** TASK GOAL **
Copy out the entries that follow. Leave none out.

** SUPPLIED RECORDS **
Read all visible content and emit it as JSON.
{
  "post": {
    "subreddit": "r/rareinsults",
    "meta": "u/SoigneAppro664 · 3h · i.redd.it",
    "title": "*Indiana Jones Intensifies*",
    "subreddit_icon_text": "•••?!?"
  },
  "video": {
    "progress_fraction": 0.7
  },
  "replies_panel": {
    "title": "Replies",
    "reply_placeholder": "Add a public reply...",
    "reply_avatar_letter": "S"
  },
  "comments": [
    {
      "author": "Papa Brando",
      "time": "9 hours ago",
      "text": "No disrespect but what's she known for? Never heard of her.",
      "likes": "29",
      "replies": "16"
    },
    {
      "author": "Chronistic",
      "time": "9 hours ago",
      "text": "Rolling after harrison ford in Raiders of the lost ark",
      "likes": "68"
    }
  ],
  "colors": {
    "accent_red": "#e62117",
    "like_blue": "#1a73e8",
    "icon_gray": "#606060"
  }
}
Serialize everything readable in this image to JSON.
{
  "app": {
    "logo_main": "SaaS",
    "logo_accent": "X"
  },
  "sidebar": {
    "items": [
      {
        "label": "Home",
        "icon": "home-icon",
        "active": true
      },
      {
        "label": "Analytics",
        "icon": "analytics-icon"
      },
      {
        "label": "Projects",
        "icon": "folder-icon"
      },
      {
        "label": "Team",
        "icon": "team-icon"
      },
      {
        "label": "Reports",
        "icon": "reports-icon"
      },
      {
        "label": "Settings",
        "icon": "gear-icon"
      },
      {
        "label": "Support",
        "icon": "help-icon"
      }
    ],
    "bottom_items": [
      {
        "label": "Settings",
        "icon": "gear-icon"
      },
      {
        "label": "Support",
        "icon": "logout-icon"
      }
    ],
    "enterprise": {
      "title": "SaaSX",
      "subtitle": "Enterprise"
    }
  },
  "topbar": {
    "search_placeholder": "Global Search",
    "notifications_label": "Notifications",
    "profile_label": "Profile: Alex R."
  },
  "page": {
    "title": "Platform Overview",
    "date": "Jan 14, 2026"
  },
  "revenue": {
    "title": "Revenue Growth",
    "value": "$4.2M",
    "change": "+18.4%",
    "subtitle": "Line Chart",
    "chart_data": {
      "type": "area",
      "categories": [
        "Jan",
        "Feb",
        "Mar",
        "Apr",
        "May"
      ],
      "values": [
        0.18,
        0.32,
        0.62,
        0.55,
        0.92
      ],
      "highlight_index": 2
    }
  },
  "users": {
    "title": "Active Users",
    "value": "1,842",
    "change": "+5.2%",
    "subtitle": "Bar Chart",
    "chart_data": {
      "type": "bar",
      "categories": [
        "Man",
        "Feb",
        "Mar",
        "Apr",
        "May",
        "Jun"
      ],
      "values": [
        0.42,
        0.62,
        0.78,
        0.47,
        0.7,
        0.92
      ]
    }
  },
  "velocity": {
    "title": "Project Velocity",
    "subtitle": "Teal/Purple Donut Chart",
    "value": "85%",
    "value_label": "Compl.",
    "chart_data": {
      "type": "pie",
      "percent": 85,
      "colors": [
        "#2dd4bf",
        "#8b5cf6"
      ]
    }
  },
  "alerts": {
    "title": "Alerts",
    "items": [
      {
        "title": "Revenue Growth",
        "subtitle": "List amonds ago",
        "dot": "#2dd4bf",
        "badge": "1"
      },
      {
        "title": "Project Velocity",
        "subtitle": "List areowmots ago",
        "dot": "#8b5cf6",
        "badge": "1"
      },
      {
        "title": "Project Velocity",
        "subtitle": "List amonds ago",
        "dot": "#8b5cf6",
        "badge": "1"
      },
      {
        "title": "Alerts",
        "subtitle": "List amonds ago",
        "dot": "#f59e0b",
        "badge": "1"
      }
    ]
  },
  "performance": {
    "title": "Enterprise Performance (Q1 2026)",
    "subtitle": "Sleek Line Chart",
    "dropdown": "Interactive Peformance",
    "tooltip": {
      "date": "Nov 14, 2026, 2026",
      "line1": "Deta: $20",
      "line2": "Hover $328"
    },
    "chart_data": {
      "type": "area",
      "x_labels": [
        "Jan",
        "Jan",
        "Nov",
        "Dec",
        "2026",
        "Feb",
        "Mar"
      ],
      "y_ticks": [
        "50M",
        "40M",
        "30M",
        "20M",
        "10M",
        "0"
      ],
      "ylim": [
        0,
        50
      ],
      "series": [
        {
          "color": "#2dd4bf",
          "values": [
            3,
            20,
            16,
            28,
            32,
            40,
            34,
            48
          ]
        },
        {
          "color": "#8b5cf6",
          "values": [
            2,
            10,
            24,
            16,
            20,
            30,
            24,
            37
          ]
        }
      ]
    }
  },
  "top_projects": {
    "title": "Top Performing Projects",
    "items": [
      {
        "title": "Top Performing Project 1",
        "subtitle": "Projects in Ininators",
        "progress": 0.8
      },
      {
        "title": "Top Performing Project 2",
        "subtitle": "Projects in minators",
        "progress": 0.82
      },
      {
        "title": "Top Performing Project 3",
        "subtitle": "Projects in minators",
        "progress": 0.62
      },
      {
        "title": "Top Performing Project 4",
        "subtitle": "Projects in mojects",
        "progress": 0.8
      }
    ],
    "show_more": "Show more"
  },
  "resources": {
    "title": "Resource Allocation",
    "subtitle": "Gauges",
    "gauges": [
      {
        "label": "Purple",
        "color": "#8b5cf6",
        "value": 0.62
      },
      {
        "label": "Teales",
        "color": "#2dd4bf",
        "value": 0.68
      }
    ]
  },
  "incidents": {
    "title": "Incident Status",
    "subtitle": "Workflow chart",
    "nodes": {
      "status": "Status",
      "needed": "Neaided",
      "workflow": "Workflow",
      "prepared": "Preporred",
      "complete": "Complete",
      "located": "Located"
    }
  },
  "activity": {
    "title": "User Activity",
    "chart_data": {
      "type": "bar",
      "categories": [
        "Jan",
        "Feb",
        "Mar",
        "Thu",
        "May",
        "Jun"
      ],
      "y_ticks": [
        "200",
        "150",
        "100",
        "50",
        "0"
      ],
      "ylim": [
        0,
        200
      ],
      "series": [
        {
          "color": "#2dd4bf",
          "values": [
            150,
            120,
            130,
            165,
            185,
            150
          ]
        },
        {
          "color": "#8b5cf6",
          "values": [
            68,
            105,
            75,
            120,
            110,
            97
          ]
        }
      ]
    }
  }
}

** TASK SOLUTION **
Read all visible content and emit it as JSON.
{
  "post": {
    "subreddit": "r/rareinsults",
    "meta": "u/SoigneAppro664 · 3h · i.redd.it",
    "title": "*Indiana Jones Intensifies*",
    "subreddit_icon_text": "•••?!?"
  },
  "video": {
    "progress_fraction": 0.7
  },
  "replies_panel": {
    "title": "Replies",
    "reply_placeholder": "Add a public reply...",
    "reply_avatar_letter": "S"
  },
  "comments": [
    {
      "author": "Papa Brando",
      "time": "9 hours ago",
      "text": "No disrespect but what's she known for? Never heard of her.",
      "likes": "29",
      "replies": "16"
    },
    {
      "author": "Chronistic",
      "time": "9 hours ago",
      "text": "Rolling after harrison ford in Raiders of the lost ark",
      "likes": "68"
    }
  ],
  "colors": {
    "accent_red": "#e62117",
    "like_blue": "#1a73e8",
    "icon_gray": "#606060"
  }
}
Serialize everything readable in this image to JSON.
{
  "app": {
    "logo_main": "SaaS",
    "logo_accent": "X"
  },
  "sidebar": {
    "items": [
      {
        "label": "Home",
        "icon": "home-icon",
        "active": true
      },
      {
        "label": "Analytics",
        "icon": "analytics-icon"
      },
      {
        "label": "Projects",
        "icon": "folder-icon"
      },
      {
        "label": "Team",
        "icon": "team-icon"
      },
      {
        "label": "Reports",
        "icon": "reports-icon"
      },
      {
        "label": "Settings",
        "icon": "gear-icon"
      },
      {
        "label": "Support",
        "icon": "help-icon"
      }
    ],
    "bottom_items": [
      {
        "label": "Settings",
        "icon": "gear-icon"
      },
      {
        "label": "Support",
        "icon": "logout-icon"
      }
    ],
    "enterprise": {
      "title": "SaaSX",
      "subtitle": "Enterprise"
    }
  },
  "topbar": {
    "search_placeholder": "Global Search",
    "notifications_label": "Notifications",
    "profile_label": "Profile: Alex R."
  },
  "page": {
    "title": "Platform Overview",
    "date": "Jan 14, 2026"
  },
  "revenue": {
    "title": "Revenue Growth",
    "value": "$4.2M",
    "change": "+18.4%",
    "subtitle": "Line Chart",
    "chart_data": {
      "type": "area",
      "categories": [
        "Jan",
        "Feb",
        "Mar",
        "Apr",
        "May"
      ],
      "values": [
        0.18,
        0.32,
        0.62,
        0.55,
        0.92
      ],
      "highlight_index": 2
    }
  },
  "users": {
    "title": "Active Users",
    "value": "1,842",
    "change": "+5.2%",
    "subtitle": "Bar Chart",
    "chart_data": {
      "type": "bar",
      "categories": [
        "Man",
        "Feb",
        "Mar",
        "Apr",
        "May",
        "Jun"
      ],
      "values": [
        0.42,
        0.62,
        0.78,
        0.47,
        0.7,
        0.92
      ]
    }
  },
  "velocity": {
    "title": "Project Velocity",
    "subtitle": "Teal/Purple Donut Chart",
    "value": "85%",
    "value_label": "Compl.",
    "chart_data": {
      "type": "pie",
      "percent": 85,
      "colors": [
        "#2dd4bf",
        "#8b5cf6"
      ]
    }
  },
  "alerts": {
    "title": "Alerts",
    "items": [
      {
        "title": "Revenue Growth",
        "subtitle": "List amonds ago",
        "dot": "#2dd4bf",
        "badge": "1"
      },
      {
        "title": "Project Velocity",
        "subtitle": "List areowmots ago",
        "dot": "#8b5cf6",
        "badge": "1"
      },
      {
        "title": "Project Velocity",
        "subtitle": "List amonds ago",
        "dot": "#8b5cf6",
        "badge": "1"
      },
      {
        "title": "Alerts",
        "subtitle": "List amonds ago",
        "dot": "#f59e0b",
        "badge": "1"
      }
    ]
  },
  "performance": {
    "title": "Enterprise Performance (Q1 2026)",
    "subtitle": "Sleek Line Chart",
    "dropdown": "Interactive Peformance",
    "tooltip": {
      "date": "Nov 14, 2026, 2026",
      "line1": "Deta: $20",
      "line2": "Hover $328"
    },
    "chart_data": {
      "type": "area",
      "x_labels": [
        "Jan",
        "Jan",
        "Nov",
        "Dec",
        "2026",
        "Feb",
        "Mar"
      ],
      "y_ticks": [
        "50M",
        "40M",
        "30M",
        "20M",
        "10M",
        "0"
      ],
      "ylim": [
        0,
        50
      ],
      "series": [
        {
          "color": "#2dd4bf",
          "values": [
            3,
            20,
            16,
            28,
            32,
            40,
            34,
            48
          ]
        },
        {
          "color": "#8b5cf6",
          "values": [
            2,
            10,
            24,
            16,
            20,
            30,
            24,
            37
          ]
        }
      ]
    }
  },
  "top_projects": {
    "title": "Top Performing Projects",
    "items": [
      {
        "title": "Top Performing Project 1",
        "subtitle": "Projects in Ininators",
        "progress": 0.8
      },
      {
        "title": "Top Performing Project 2",
        "subtitle": "Projects in minators",
        "progress": 0.82
      },
      {
        "title": "Top Performing Project 3",
        "subtitle": "Projects in minators",
        "progress": 0.62
      },
      {
        "title": "Top Performing Project 4",
        "subtitle": "Projects in mojects",
        "progress": 0.8
      }
    ],
    "show_more": "Show more"
  },
  "resources": {
    "title": "Resource Allocation",
    "subtitle": "Gauges",
    "gauges": [
      {
        "label": "Purple",
        "color": "#8b5cf6",
        "value": 0.62
      },
      {
        "label": "Teales",
        "color": "#2dd4bf",
        "value": 0.68
      }
    ]
  },
  "incidents": {
    "title": "Incident Status",
    "subtitle": "Workflow chart",
    "nodes": {
      "status": "Status",
      "needed": "Neaided",
      "workflow": "Workflow",
      "prepared": "Preporred",
      "complete": "Complete",
      "located": "Located"
    }
  },
  "activity": {
    "title": "User Activity",
    "chart_data": {
      "type": "bar",
      "categories": [
        "Jan",
        "Feb",
        "Mar",
        "Thu",
        "May",
        "Jun"
      ],
      "y_ticks": [
        "200",
        "150",
        "100",
        "50",
        "0"
      ],
      "ylim": [
        0,
        200
      ],
      "series": [
        {
          "color": "#2dd4bf",
          "values": [
            150,
            120,
            130,
            165,
            185,
            150
          ]
        },
        {
          "color": "#8b5cf6",
          "values": [
            68,
            105,
            75,
            120,
            110,
            97
          ]
        }
      ]
    }
  }
}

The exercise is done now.